Senate Republicans pushed to fast-track a $250 billion emergency expansion of the Paycheck Protection Program (PPP) to help small businesses keep paying their employees during government-mandated shutdowns this week in response to high demand, but House Speaker Nancy Pelosi (D-CA) planted herself firmly in the way.
During her weekly press conference on Thursday, the speaker called the GOP move a “stunt” and said that there was “no data” to support the request.
You can hear Pelosi for yourself in this audio clip shared by the GOP War Room:
High demand for loans
Fast Company reported that as of Sunday, Wells Fargo had already stopped accepting loan applications under the PPP, which it had limited to employers with fewer than 50 employees. $10 billion in loans was the bank’s limit, which they reached in just one to two days of applications.
That seems like extremely high demand for the program, which was created as part of the CARES Act and offers emergency loans to businesses to cover payroll and certain other expenses. The loans are forgivable if used for expenses like payroll, rent, and utilities, and will be covered by the government if employers continue to pay workers and don’t lay them off.
Senate Majority Leader Mitch McConnell (R-KY) said the program was projected to run out of funds by the end of the month, which is why he’s seeking more money to expand it quickly, The Daily Wire reported.
But Pelosi claims there’s no reason to hurry. “They still have two-thirds of it left. So we have time to negotiate how or when or where we need money there,” she said.

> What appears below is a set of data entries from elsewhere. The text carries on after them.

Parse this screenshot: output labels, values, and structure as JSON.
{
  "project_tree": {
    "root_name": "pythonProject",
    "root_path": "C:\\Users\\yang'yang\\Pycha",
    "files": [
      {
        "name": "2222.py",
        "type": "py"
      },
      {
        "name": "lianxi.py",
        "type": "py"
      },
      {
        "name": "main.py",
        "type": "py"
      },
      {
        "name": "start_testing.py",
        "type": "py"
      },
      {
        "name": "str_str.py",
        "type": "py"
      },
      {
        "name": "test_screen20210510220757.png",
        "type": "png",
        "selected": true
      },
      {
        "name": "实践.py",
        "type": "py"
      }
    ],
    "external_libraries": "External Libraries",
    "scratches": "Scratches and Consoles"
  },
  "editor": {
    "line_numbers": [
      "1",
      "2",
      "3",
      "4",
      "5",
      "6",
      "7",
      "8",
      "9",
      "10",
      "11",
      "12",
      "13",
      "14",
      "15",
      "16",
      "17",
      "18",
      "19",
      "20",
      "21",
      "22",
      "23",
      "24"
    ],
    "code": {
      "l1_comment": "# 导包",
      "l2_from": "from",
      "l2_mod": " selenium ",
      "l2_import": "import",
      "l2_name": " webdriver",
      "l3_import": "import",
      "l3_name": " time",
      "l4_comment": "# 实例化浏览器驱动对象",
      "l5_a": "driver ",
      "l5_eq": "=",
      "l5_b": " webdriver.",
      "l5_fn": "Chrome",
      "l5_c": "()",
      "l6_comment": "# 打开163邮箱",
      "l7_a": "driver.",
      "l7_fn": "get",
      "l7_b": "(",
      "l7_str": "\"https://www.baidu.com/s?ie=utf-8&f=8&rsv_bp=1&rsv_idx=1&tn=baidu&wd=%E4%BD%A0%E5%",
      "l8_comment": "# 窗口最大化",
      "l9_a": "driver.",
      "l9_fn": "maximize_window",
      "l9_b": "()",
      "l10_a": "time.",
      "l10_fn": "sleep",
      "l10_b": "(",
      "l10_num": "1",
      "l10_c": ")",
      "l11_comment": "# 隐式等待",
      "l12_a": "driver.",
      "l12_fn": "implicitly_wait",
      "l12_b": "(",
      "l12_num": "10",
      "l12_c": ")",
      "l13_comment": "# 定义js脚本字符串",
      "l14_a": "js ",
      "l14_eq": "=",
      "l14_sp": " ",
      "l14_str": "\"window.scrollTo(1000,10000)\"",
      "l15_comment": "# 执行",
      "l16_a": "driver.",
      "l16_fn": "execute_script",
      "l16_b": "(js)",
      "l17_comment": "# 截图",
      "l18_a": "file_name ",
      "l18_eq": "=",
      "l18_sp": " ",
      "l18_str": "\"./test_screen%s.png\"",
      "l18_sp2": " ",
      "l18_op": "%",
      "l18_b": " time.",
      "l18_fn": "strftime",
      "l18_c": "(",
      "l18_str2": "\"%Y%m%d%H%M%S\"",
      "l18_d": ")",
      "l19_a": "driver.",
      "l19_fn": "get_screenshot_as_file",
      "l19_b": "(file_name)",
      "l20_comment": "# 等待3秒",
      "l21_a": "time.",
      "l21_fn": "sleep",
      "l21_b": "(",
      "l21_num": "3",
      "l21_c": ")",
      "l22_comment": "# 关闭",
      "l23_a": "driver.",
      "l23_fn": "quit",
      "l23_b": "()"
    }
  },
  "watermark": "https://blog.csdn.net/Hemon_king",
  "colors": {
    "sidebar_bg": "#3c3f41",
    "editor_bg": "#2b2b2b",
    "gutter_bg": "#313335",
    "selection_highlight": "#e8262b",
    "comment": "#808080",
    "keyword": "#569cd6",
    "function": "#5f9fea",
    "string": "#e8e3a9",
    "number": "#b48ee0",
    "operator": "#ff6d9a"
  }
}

Democrats block expansion
Sen. Ben Cardin (D-MD) blocked a unanimous voice vote on the program expansion and the Senate adjourned until Monday. Cardin called McConnell’s push to pass the expansion a “political stunt” and pushed instead for disaster grants that would allow businesses without a pre-existing banking relationship to get assistance, CNBC reported.
As Vox explained, rather than approve the Republicans’ simple request to add funding to the PPP, Democrats “think the small business money should be spread across a couple different programs, and want more funds added to the legislation including $100 billion for health care providers, $150 billion for states and cities, and more support for SNAP.” But McConnell said that the PPP is the only program “at risk of exhausting its funding right now.”
Another sticking point in the funding expansion is that Pelosi and other Democrats want to see quotas on further funding to ensure that it goes to minorities and other identity groups thought to be underserved or disadvantaged.
Pelosi admitted to CNN’s Anderson Cooper that the $350 billion provided to the program would not be enough, but justified the delays. “We want to make sure that the program is administered in a way that does not solidify inequality in how people have access to capital,” she told Cooper, but did not specify further details on how that would be achieved.
The disaster grants may help those who don’t already work with a bank, but adding more bureaucracy and requirements is likely to make the program slower and less efficient, and still may not even help the populations it seeks to help.